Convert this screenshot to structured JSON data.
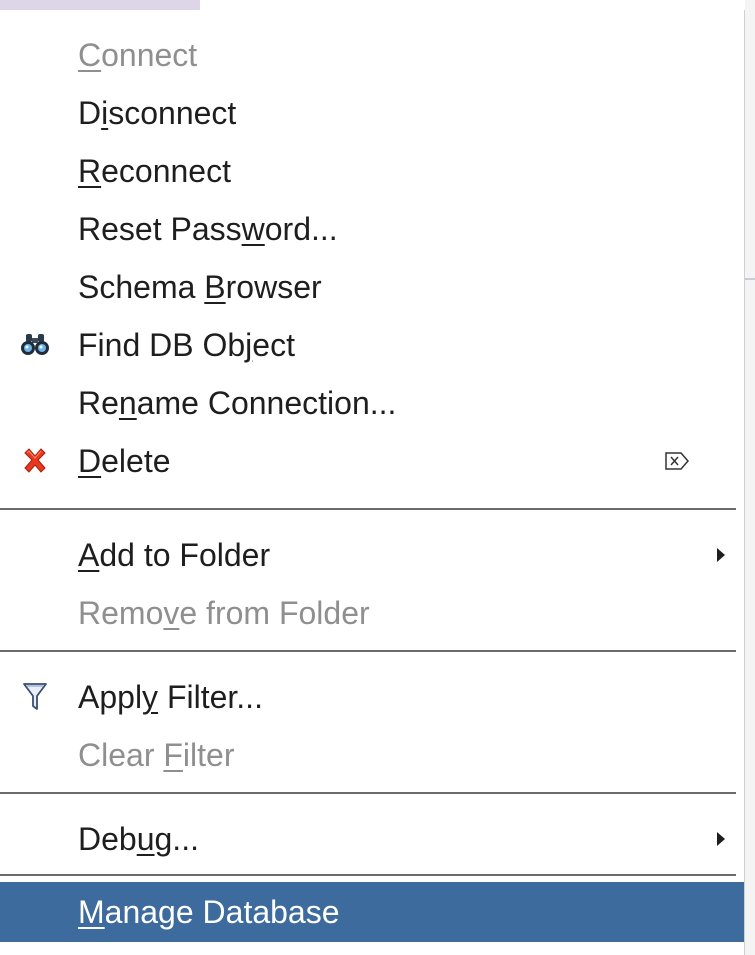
{
  "menu": {
    "items": [
      {
        "before": "",
        "mnemonic": "C",
        "after": "onnect",
        "disabled": true
      },
      {
        "before": "D",
        "mnemonic": "i",
        "after": "sconnect",
        "disabled": false
      },
      {
        "before": "",
        "mnemonic": "R",
        "after": "econnect",
        "disabled": false
      },
      {
        "before": "Reset Pass",
        "mnemonic": "w",
        "after": "ord...",
        "disabled": false
      },
      {
        "before": "Schema ",
        "mnemonic": "B",
        "after": "rowser",
        "disabled": false
      },
      {
        "before": "Find DB Ob",
        "mnemonic": "j",
        "after": "ect",
        "disabled": false,
        "icon": "binoculars-icon"
      },
      {
        "before": "Re",
        "mnemonic": "n",
        "after": "ame Connection...",
        "disabled": false
      },
      {
        "before": "",
        "mnemonic": "D",
        "after": "elete",
        "disabled": false,
        "icon": "red-x-delete-icon",
        "accelerator": "delete-key-icon"
      },
      {
        "before": "",
        "mnemonic": "A",
        "after": "dd to Folder",
        "disabled": false,
        "submenu": true
      },
      {
        "before": "Remo",
        "mnemonic": "v",
        "after": "e from Folder",
        "disabled": true
      },
      {
        "before": "Appl",
        "mnemonic": "y",
        "after": " Filter...",
        "disabled": false,
        "icon": "funnel-filter-icon"
      },
      {
        "before": "Clear ",
        "mnemonic": "F",
        "after": "ilter",
        "disabled": true
      },
      {
        "before": "Deb",
        "mnemonic": "u",
        "after": "g...",
        "disabled": false,
        "submenu": true
      },
      {
        "before": "",
        "mnemonic": "M",
        "after": "anage Database",
        "disabled": false,
        "selected": true
      }
    ]
  },
  "colors": {
    "selected_background": "#3d6b9e",
    "disabled_text": "#8f8f8f",
    "normal_text": "#1e1e1e"
  }
}
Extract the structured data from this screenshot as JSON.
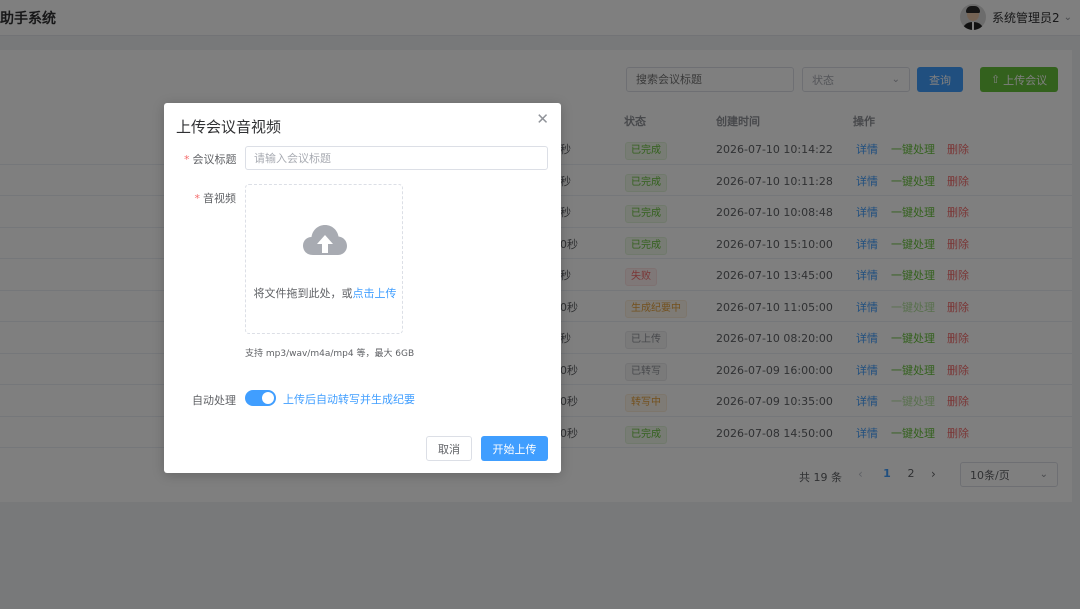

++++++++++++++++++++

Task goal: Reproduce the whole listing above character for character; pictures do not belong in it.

Task response:
Convert this screenshot to structured JSON data.
{
  "menu": {
    "items": [
      {
        "before": "",
        "mnemonic": "C",
        "after": "onnect",
        "disabled": true
      },
      {
        "before": "D",
        "mnemonic": "i",
        "after": "sconnect",
        "disabled": false
      },
      {
        "before": "",
        "mnemonic": "R",
        "after": "econnect",
        "disabled": false
      },
      {
        "before": "Reset Pass",
        "mnemonic": "w",
        "after": "ord...",
        "disabled": false
      },
      {
        "before": "Schema ",
        "mnemonic": "B",
        "after": "rowser",
        "disabled": false
      },
      {
        "before": "Find DB Ob",
        "mnemonic": "j",
        "after": "ect",
        "disabled": false,
        "icon": "binoculars-icon"
      },
      {
        "before": "Re",
        "mnemonic": "n",
        "after": "ame Connection...",
        "disabled": false
      },
      {
        "before": "",
        "mnemonic": "D",
        "after": "elete",
        "disabled": false,
        "icon": "red-x-delete-icon",
        "accelerator": "delete-key-icon"
      },
      {
        "before": "",
        "mnemonic": "A",
        "after": "dd to Folder",
        "disabled": false,
        "submenu": true
      },
      {
        "before": "Remo",
        "mnemonic": "v",
        "after": "e from Folder",
        "disabled": true
      },
      {
        "before": "Appl",
        "mnemonic": "y",
        "after": " Filter...",
        "disabled": false,
        "icon": "funnel-filter-icon"
      },
      {
        "before": "Clear ",
        "mnemonic": "F",
        "after": "ilter",
        "disabled": true
      },
      {
        "before": "Deb",
        "mnemonic": "u",
        "after": "g...",
        "disabled": false,
        "submenu": true
      },
      {
        "before": "",
        "mnemonic": "M",
        "after": "anage Database",
        "disabled": false,
        "selected": true
      }
    ]
  },
  "colors": {
    "selected_background": "#3d6b9e",
    "disabled_text": "#8f8f8f",
    "normal_text": "#1e1e1e"
  }
}
Extract the structured data from this screenshot as JSON.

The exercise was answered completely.